Dataset rows for apps and sites:
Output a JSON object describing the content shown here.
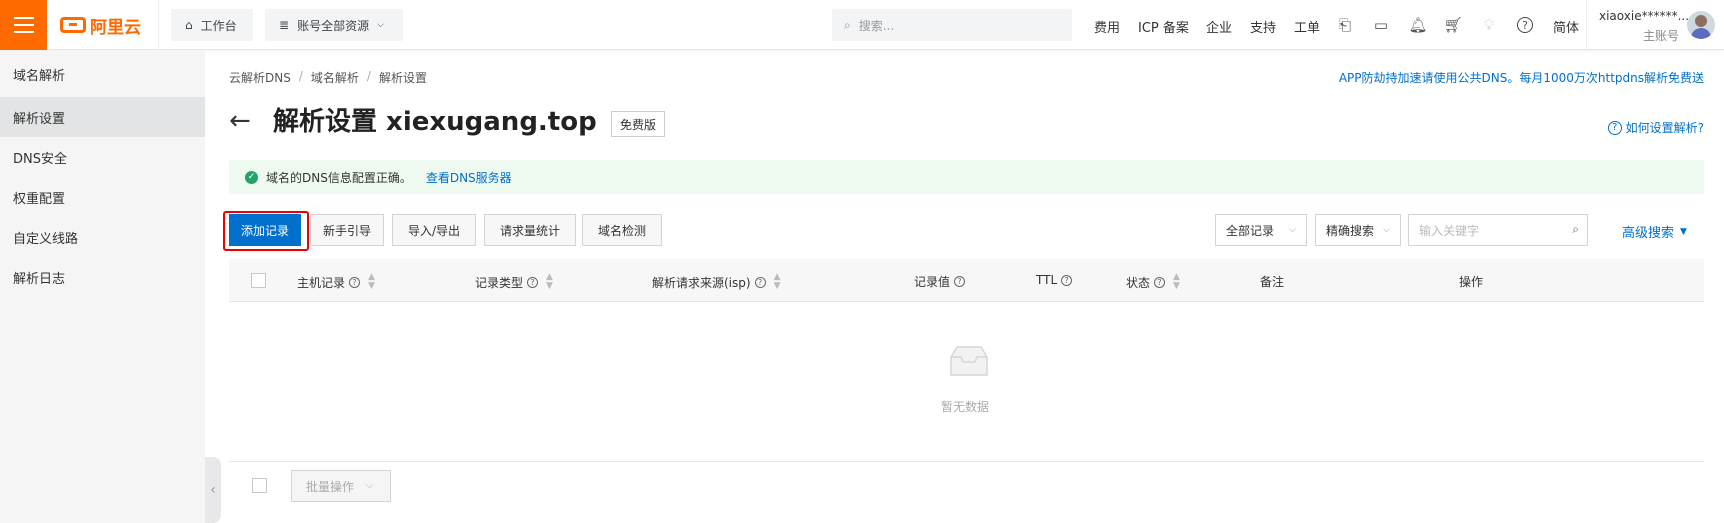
{
  "topbar": {
    "logo_text": "阿里云",
    "workbench": "工作台",
    "resources": "账号全部资源",
    "search_placeholder": "搜索...",
    "nav": [
      "费用",
      "ICP 备案",
      "企业",
      "支持",
      "工单"
    ],
    "lang": "简体",
    "username": "xiaoxie******...",
    "role": "主账号"
  },
  "sidebar": {
    "items": [
      {
        "label": "域名解析"
      },
      {
        "label": "解析设置"
      },
      {
        "label": "DNS安全"
      },
      {
        "label": "权重配置"
      },
      {
        "label": "自定义线路"
      },
      {
        "label": "解析日志"
      }
    ],
    "active_index": 1
  },
  "main": {
    "breadcrumb": [
      "云解析DNS",
      "域名解析",
      "解析设置"
    ],
    "promo": "APP防劫持加速请使用公共DNS。每月1000万次httpdns解析免费送",
    "title": "解析设置 xiexugang.top",
    "badge": "免费版",
    "help": "如何设置解析?",
    "notice_text": "域名的DNS信息配置正确。",
    "notice_link": "查看DNS服务器",
    "buttons": {
      "add": "添加记录",
      "guide": "新手引导",
      "import_export": "导入/导出",
      "stats": "请求量统计",
      "check": "域名检测"
    },
    "filter_all": "全部记录",
    "filter_exact": "精确搜索",
    "keyword_placeholder": "输入关键字",
    "advanced_search": "高级搜索",
    "columns": [
      "主机记录",
      "记录类型",
      "解析请求来源(isp)",
      "记录值",
      "TTL",
      "状态",
      "备注",
      "操作"
    ],
    "empty": "暂无数据",
    "batch": "批量操作"
  },
  "colors": {
    "brand": "#ff6a00",
    "primary": "#0070cc",
    "success": "#23a36a",
    "highlight": "#e00000"
  }
}
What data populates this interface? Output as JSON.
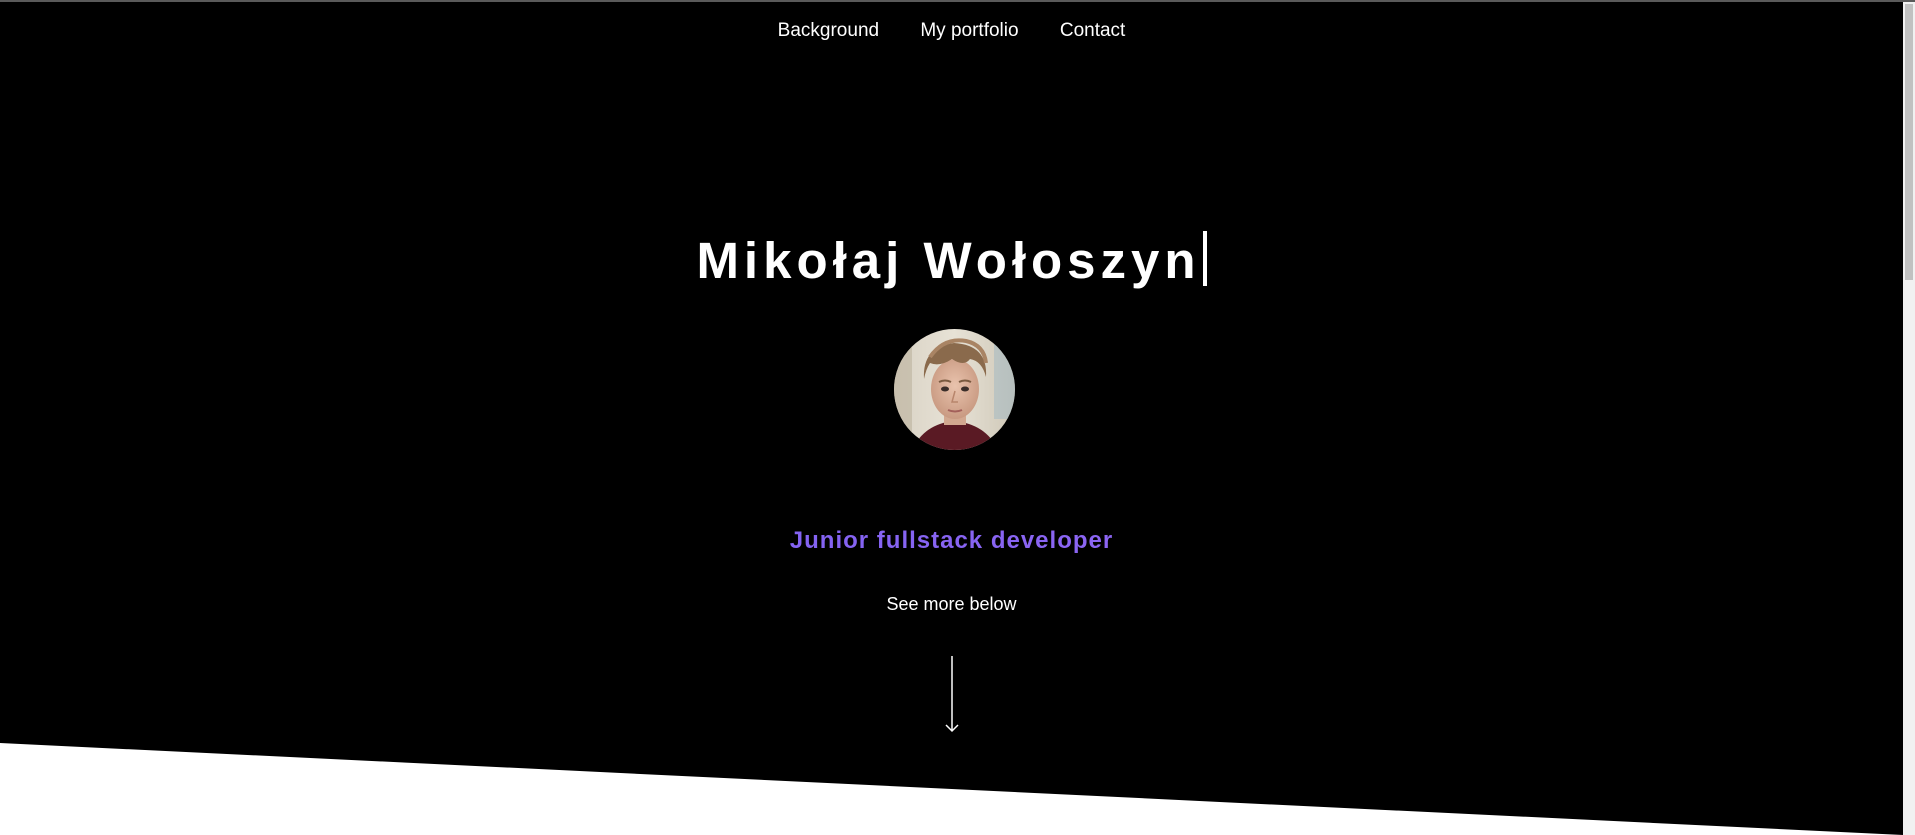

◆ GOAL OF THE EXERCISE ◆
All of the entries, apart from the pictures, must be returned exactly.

◆ RESULT OF THE EXERCISE ◆
Output a JSON object describing the content shown here.
{
  "topbar": {
    "logo_text": "阿里云",
    "workbench": "工作台",
    "resources": "账号全部资源",
    "search_placeholder": "搜索...",
    "nav": [
      "费用",
      "ICP 备案",
      "企业",
      "支持",
      "工单"
    ],
    "lang": "简体",
    "username": "xiaoxie******...",
    "role": "主账号"
  },
  "sidebar": {
    "items": [
      {
        "label": "域名解析"
      },
      {
        "label": "解析设置"
      },
      {
        "label": "DNS安全"
      },
      {
        "label": "权重配置"
      },
      {
        "label": "自定义线路"
      },
      {
        "label": "解析日志"
      }
    ],
    "active_index": 1
  },
  "main": {
    "breadcrumb": [
      "云解析DNS",
      "域名解析",
      "解析设置"
    ],
    "promo": "APP防劫持加速请使用公共DNS。每月1000万次httpdns解析免费送",
    "title": "解析设置 xiexugang.top",
    "badge": "免费版",
    "help": "如何设置解析?",
    "notice_text": "域名的DNS信息配置正确。",
    "notice_link": "查看DNS服务器",
    "buttons": {
      "add": "添加记录",
      "guide": "新手引导",
      "import_export": "导入/导出",
      "stats": "请求量统计",
      "check": "域名检测"
    },
    "filter_all": "全部记录",
    "filter_exact": "精确搜索",
    "keyword_placeholder": "输入关键字",
    "advanced_search": "高级搜索",
    "columns": [
      "主机记录",
      "记录类型",
      "解析请求来源(isp)",
      "记录值",
      "TTL",
      "状态",
      "备注",
      "操作"
    ],
    "empty": "暂无数据",
    "batch": "批量操作"
  },
  "colors": {
    "brand": "#ff6a00",
    "primary": "#0070cc",
    "success": "#23a36a",
    "highlight": "#e00000"
  }
}
What data populates this interface? Output as JSON.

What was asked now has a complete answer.